You may only get credit once, so you need to be very careful not to complete a course at UVM that has already been completed elsewhere and transferred to UVM. If this happens, it is always possible to have the course re-evaluated for transfer as a different course (e.g. independent study credit), but there is no guarantee that it would be approved.
Review the prerequisites for the courses as listed in the Schedule of Courses (SOC) information available at the Registrar's webpage. It is possible to enroll in courses for which you aren't eligible, so do not assume that since you were able to schedule the course, you are eligible to be enrolled. The Banner system used for course enrollment cannot yet do prerequisite checking.
- previously completed course(s), usually at a lower level or earlier in a specific sequence
- grade point average
- academic level-FTFY, SOPH, JR, SR
- series of requirements which must be successfully fulfilled before a student is eligible to enroll in a specific course or to be admitted to the professional portion of the program.

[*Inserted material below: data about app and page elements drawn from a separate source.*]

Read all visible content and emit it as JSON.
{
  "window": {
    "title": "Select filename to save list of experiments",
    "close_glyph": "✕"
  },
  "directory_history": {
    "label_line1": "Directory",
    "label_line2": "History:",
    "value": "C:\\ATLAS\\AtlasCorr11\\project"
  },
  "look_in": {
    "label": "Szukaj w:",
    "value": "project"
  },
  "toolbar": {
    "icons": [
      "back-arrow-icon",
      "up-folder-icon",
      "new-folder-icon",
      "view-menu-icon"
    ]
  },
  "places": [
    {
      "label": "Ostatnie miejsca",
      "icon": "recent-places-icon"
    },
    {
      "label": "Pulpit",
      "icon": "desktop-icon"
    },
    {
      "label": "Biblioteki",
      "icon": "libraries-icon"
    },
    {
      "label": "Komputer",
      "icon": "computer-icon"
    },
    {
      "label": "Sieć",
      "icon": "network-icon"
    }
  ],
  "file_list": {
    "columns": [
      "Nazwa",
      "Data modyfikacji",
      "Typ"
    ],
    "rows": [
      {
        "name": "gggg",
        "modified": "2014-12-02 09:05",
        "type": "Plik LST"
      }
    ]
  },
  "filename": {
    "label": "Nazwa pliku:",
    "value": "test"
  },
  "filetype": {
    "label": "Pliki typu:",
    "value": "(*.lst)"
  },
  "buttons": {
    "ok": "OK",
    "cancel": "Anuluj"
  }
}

If you enroll in a course and you do not have the prerequisites, you aren't eligible to be enrolled and can be removed by the faculty teaching the course. It is much more appropriate to discuss your eligibility to enroll with the faculty so that you have an opportunity to enroll in another class if enrollment is denied.

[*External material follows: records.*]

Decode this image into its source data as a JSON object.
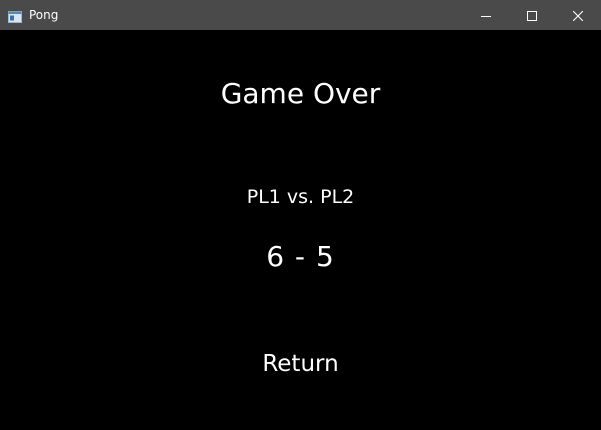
{
  "window": {
    "title": "Pong",
    "icon": "app-window-icon",
    "controls": {
      "minimize": "minimize-icon",
      "maximize": "maximize-icon",
      "close": "close-icon"
    }
  },
  "game_over": {
    "heading": "Game Over",
    "players_label": "PL1 vs. PL2",
    "score": "6 - 5",
    "return_label": "Return"
  },
  "colors": {
    "titlebar": "#4a4a4a",
    "background": "#000000",
    "text": "#ffffff"
  }
}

Evening Division courses are offered through Continuing Education and very often, but not always, are offered in a 3-hour block late in the day or during the evening rather than three times a week during the day for 50 minutes. These courses have generally been set up to attract members of the broader community who aren't enrolled in degree programs.
Degree students have an opportunity to enroll in Evening Division courses if spaces remain. While the courses are frequently appropriate for degree students, FTFY students should not enroll if the course is taught in one three hour block. If you miss one class, you have actually missed three.

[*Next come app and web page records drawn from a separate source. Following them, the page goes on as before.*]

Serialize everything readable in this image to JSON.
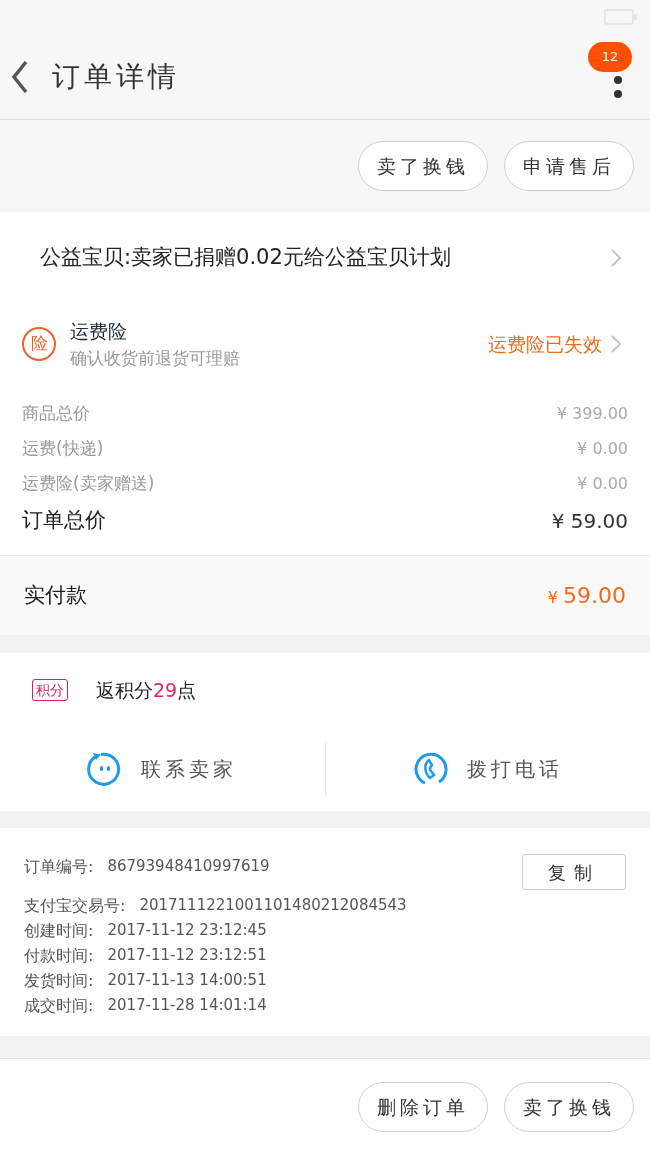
{
  "header": {
    "title": "订单详情",
    "badge": "12"
  },
  "top_actions": [
    "卖了换钱",
    "申请售后"
  ],
  "charity": {
    "text": "公益宝贝:卖家已捐赠0.02元给公益宝贝计划"
  },
  "insurance": {
    "icon_text": "险",
    "title": "运费险",
    "subtitle": "确认收货前退货可理赔",
    "status": "运费险已失效"
  },
  "prices": [
    {
      "kind": "minor",
      "label": "商品总价",
      "amount": "¥ 399.00"
    },
    {
      "kind": "minor",
      "label": "运费(快递)",
      "amount": "¥ 0.00"
    },
    {
      "kind": "minor",
      "label": "运费险(卖家赠送)",
      "amount": "¥ 0.00"
    },
    {
      "kind": "total",
      "label": "订单总价",
      "amount": "¥ 59.00"
    }
  ],
  "paid": {
    "label": "实付款",
    "currency": "¥",
    "amount": "59.00"
  },
  "points": {
    "tag": "积分",
    "prefix": "返积分",
    "value": "29",
    "suffix": "点"
  },
  "contacts": [
    {
      "kind": "chat",
      "label": "联系卖家"
    },
    {
      "kind": "phone",
      "label": "拨打电话"
    }
  ],
  "order_info": {
    "copy_button": "复制",
    "rows": [
      {
        "label": "订单编号:",
        "value": "86793948410997619"
      },
      {
        "label": "支付宝交易号:",
        "value": "2017111221001101480212084543"
      },
      {
        "label": "创建时间:",
        "value": "2017-11-12 23:12:45"
      },
      {
        "label": "付款时间:",
        "value": "2017-11-12 23:12:51"
      },
      {
        "label": "发货时间:",
        "value": "2017-11-13 14:00:51"
      },
      {
        "label": "成交时间:",
        "value": "2017-11-28 14:01:14"
      }
    ]
  },
  "bottom_actions": [
    "删除订单",
    "卖了换钱"
  ]
}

Look at the information under Registration & Verification at the Registrar's website so that you know when degree students might enroll. It is a different date than our day division registration dates for degree students.
When you access your schedule online, the names of your faculty will be listed next to the courses. Faculty should each have given you a course syllabus which includes his/her name and how to get in contact. If a course is listed as "staff" when you access your schedule online, you may need to wait until class begins or contact the appropriate departmental office for information.
You apparently have a "hold" on your account and should contact the Registrar's Office to determine why. It might be that you have an unpaid bill or you haven't provided the health center with the appropriate immunization information.
You will be blocked from registering for courses if you have an unpaid bill.
You will also be blocked if you haven't provided documentation to the Health Center indicating that you meet the Vermont State Requirements for protection against rubella. If you have already been immunized, you may not have provided the documentation.
This should only be an issue for FTFY, new transfers and graduate students. Letters have been mailed to these students telling them they can either provide documentation or get the vaccine.
The most common reason is that students don't have the appropriate class standing. This means you haven't earned the minimum number of credits to be eligible to enroll. Check the number of earned credits required for each level at the Registrar's webpage (click on Registration Schedule).
Students who are covered by medical insurance that requires "full-time enrollment" likely won't be eligible for insurance coverage by that policy. So before dropping below 12 credits come to the CESS Student Services office so that we can discuss options.
It likely won't be possible to reach program completion in four years unless courses are also completed during the summer months.
Last modified October 02 2012 12:59 PM